If you’re interested, you have a few options for certification:
- Local community colleges: Most have online bookkeeping certification programs that are affordable and flexible.
- American Institute of Professional Bookkeepers: The AIPB offers certification and continuing education. There is a national exam, and you’ll need 3,000 hours of work experience to qualify.
- National Association of Certified Public Bookkeepers: The NACPB offers Bookkeeper Certification by completing an Accounting Fundamentals course and passing the Uniform Bookkeepers Certification Exam. You also need at least an associate’s degree in bookkeeping.
What Is a Bookkeeping Business? The Final Word
Bookkeeping is a low-cost and profitable online business to start. There will always be a need for bookkeeping professionals because they fill a crucial role and help businesses and individuals manage their finances and reach their goals.
If you’re interested in learning more about starting your own bookkeeping business, check out Brilliant Bookkeeper, a self-paced online course that teaches you everything you need to reliably and consistently earn $5,000+ per month as a bookkeeper.
Yes, bookkeeping businesses can be very lucrative, especially as you focus on building strong relationships with your clients. A remote bookkeeper working less than 40 hours a week can realistically make $5,000+ per month, and there are full-time bookkeepers making six-figure incomes. Reaching the six-figure mark is possible as you grow a team and scale your business.
Examples of bookkeeping tasks include managing payroll and recording financial transactions, like posting debits and credits using cloud-based accounting software.
Yes, and this is what makes bookkeeping one of the most approachable online business ideas.
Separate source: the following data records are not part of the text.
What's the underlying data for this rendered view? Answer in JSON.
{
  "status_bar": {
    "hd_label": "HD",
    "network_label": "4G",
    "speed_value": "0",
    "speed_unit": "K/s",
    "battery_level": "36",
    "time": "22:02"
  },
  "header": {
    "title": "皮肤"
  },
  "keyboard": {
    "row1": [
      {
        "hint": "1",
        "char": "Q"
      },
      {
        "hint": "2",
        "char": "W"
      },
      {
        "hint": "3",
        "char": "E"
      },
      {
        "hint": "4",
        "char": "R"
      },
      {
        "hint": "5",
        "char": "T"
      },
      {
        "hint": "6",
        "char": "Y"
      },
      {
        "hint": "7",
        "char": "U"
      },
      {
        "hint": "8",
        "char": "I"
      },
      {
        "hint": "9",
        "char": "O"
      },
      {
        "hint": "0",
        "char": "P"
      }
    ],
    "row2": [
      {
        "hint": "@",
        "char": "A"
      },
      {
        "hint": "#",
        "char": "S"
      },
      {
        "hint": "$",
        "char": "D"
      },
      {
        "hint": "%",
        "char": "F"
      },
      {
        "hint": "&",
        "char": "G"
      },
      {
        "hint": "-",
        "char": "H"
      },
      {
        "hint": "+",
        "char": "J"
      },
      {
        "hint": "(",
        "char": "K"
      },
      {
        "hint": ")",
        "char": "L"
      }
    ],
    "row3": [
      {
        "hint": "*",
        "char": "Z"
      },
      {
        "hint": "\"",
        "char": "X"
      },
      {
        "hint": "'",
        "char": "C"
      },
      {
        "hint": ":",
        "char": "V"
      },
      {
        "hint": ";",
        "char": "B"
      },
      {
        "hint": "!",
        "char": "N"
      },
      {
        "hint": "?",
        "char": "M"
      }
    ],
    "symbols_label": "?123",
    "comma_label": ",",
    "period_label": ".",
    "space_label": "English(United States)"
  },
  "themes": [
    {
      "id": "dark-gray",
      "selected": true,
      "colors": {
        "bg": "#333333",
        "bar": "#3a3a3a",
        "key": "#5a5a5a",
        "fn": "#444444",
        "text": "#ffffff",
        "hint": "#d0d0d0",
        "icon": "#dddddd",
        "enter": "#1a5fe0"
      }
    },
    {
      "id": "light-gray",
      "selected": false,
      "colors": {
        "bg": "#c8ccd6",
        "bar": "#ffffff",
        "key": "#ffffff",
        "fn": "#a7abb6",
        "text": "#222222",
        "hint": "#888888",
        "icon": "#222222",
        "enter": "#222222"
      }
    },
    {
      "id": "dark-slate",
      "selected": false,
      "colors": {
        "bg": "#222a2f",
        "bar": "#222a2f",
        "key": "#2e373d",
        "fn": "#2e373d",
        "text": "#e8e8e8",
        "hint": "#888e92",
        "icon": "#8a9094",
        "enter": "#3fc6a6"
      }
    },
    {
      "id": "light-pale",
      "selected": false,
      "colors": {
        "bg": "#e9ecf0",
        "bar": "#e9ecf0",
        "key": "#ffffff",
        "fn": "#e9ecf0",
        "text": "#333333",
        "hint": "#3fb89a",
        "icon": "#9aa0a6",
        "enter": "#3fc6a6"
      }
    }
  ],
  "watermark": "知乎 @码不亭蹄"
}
All of the skills required to run a successful bookkeeping business are ones you can learn on your own. At the core level, you can learn basic bookkeeping skills by managing your own finances.